I was in that former group. I certainly remember September 11, 2001, quite well. I was as horrified as any other person was by what happened. But Osama bin Laden and Al-Qaeda have not been an overwhelming fear for me. Sure, I hoped he could be put out of commission, but I’ve never had anything nagging at me, demanding righteous justice for those attacks. So in hearing the news, I didn’t feel any kind of sense of relief or closure. How could I? It’s not like now we’ll do away with the TSA and wiretapping and Gitmo and whatever. We’re not going to pull out of Afghanistan and Iraq. Killing the man doesn’t change any of the events or consequences.
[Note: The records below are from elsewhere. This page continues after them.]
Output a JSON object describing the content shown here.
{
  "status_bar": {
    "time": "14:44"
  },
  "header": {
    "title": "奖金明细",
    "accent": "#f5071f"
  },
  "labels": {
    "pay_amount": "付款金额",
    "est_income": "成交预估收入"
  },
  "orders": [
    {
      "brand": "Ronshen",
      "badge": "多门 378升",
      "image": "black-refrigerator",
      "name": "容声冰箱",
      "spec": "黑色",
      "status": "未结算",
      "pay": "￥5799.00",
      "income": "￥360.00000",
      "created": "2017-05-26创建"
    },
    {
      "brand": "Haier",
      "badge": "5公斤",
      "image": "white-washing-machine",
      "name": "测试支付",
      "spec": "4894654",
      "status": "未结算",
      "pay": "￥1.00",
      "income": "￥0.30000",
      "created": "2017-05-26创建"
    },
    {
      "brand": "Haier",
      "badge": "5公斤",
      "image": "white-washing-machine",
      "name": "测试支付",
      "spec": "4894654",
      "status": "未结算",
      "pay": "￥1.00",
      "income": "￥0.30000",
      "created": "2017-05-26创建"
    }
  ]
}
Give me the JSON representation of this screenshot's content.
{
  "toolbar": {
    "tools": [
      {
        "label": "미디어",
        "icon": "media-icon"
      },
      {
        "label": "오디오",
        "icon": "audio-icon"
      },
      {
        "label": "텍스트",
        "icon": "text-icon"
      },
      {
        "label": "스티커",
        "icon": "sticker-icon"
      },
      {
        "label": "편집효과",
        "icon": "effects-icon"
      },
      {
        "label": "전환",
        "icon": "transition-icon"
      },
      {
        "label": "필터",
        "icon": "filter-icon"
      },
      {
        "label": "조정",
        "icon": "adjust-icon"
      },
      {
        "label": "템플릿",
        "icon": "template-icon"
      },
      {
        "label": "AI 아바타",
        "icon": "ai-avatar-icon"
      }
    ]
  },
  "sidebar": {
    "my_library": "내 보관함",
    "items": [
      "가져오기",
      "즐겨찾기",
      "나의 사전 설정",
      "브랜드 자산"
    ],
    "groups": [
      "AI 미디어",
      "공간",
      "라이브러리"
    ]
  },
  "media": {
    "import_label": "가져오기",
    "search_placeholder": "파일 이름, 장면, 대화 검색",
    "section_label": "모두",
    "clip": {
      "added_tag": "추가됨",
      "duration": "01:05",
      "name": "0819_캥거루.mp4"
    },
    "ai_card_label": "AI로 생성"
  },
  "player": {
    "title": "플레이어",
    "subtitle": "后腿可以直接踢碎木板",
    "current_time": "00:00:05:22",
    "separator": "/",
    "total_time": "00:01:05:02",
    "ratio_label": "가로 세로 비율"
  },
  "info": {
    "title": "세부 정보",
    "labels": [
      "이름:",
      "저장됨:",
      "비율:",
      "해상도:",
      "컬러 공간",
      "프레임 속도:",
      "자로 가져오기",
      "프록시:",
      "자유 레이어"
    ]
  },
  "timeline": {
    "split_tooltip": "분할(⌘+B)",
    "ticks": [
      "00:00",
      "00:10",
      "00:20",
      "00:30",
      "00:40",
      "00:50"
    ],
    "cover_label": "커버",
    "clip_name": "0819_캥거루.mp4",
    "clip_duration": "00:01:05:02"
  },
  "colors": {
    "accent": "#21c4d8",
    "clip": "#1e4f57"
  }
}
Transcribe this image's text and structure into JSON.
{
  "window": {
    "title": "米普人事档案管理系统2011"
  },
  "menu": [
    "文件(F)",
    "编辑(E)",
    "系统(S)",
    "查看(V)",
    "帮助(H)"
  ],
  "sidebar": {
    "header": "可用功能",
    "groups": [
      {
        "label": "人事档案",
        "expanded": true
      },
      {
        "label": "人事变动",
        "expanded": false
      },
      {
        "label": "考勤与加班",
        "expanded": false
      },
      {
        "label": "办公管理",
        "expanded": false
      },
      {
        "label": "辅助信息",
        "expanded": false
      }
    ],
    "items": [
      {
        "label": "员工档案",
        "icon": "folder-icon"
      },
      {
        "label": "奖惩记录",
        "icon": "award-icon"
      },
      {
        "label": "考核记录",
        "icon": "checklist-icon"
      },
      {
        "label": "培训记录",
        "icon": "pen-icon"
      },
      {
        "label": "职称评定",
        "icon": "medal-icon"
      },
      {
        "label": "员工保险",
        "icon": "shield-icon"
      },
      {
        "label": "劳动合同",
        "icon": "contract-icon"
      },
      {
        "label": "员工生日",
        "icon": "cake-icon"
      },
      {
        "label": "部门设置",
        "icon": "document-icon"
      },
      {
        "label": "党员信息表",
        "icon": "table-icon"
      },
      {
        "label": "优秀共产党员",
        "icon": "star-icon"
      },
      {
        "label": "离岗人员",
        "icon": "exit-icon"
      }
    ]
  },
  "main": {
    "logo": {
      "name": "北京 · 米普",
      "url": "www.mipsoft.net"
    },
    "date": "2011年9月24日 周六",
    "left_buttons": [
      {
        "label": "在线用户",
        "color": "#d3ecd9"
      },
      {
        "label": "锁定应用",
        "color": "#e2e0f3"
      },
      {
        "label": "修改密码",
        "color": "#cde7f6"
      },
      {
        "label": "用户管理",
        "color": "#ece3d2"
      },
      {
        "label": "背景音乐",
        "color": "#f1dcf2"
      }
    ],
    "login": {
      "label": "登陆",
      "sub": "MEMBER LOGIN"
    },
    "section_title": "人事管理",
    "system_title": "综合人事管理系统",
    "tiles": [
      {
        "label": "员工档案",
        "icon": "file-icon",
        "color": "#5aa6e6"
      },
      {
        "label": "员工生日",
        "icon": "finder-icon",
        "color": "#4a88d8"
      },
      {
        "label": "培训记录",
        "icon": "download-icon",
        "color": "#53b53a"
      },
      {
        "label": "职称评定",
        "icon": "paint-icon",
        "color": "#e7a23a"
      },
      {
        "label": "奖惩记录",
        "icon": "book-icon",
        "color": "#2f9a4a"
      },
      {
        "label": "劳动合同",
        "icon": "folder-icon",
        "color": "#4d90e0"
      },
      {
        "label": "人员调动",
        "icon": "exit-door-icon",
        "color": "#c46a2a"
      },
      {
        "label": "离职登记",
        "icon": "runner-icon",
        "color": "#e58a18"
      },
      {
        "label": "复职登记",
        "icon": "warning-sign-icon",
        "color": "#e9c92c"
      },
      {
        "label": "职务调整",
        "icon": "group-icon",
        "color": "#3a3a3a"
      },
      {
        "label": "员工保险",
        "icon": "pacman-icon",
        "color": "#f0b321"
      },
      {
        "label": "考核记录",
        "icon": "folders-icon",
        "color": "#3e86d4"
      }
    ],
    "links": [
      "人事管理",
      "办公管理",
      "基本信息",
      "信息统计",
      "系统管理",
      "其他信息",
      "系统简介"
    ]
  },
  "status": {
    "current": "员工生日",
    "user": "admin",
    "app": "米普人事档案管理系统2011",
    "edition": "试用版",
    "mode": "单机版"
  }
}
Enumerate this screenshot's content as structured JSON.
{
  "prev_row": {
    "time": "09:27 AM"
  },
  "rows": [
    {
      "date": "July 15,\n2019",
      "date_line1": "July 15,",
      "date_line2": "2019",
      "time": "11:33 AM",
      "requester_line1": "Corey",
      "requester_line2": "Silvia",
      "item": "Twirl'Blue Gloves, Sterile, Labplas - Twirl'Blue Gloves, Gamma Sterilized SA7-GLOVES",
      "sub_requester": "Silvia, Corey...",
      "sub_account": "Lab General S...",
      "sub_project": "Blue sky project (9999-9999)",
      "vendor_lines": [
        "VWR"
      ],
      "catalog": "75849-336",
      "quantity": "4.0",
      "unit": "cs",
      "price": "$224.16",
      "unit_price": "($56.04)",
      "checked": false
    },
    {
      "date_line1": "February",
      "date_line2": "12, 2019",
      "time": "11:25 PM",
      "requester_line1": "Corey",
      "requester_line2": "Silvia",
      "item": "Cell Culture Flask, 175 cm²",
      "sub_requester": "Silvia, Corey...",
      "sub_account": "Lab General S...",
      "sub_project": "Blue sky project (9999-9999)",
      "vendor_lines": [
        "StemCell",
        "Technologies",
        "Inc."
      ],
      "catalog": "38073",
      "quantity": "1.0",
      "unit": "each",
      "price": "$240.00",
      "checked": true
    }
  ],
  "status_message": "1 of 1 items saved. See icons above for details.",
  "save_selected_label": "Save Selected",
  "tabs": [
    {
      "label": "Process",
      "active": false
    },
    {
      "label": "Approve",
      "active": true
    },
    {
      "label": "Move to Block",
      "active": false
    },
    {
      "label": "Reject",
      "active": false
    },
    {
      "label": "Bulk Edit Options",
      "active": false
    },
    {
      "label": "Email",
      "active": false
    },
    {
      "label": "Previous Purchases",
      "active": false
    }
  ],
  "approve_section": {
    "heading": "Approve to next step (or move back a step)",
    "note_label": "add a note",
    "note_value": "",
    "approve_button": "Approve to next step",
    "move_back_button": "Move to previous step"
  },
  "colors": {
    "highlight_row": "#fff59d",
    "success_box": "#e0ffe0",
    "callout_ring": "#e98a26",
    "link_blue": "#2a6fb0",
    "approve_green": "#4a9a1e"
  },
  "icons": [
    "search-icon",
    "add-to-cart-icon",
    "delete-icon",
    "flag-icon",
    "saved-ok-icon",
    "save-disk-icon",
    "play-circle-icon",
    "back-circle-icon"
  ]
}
The latter group was hell of weird. I saw conservatives complaining about it. They complained that Obama took too much credit. They complained that the body was disposed of at sea. They complained that it took too long for Obama to do it. They complained that Osama was living in a mansion (because I guess that’s the Democrats’ fault?) I saw liberals who were upset that he wasn’t made to suffer more before being killed. I saw people cheering, waving flags, hugging, rejoicing over this. And I’m not saying we should stop and shed a tear for the life lost, but holy cow, this country sure does like it some revenge blood, doesn’t it?
(And of course there are the conspiracy theorists, who took special delight in going through every single shred of evidence and explaining why it proved exactly the opposite.)
I imagine part of the confusion is due to the changing role of OBL in our political society. When 9/11 happened, he was terror personified. When Bush decided to start a proxy war in Iraq, he was pushed to the sidelines in favor of Saddam Hussein. When we captured Khalid Shaikh Mohammed, he became the mastermind of the 9/11 attacks, pushing OBL further out of the role. For ten years he’s been simultaneously Public Enemy Number One and no big deal.
I guess if him being dead gives you a sense of comfort, go for it. I’m not mourning him or anything, and I’m glad the world has one less theocratic terrorist on the loose, but now I have an emotional conundrum of my own: recognizing that there are more like him out there and that I’m still not paralyzingly afraid of them.
Related: He won.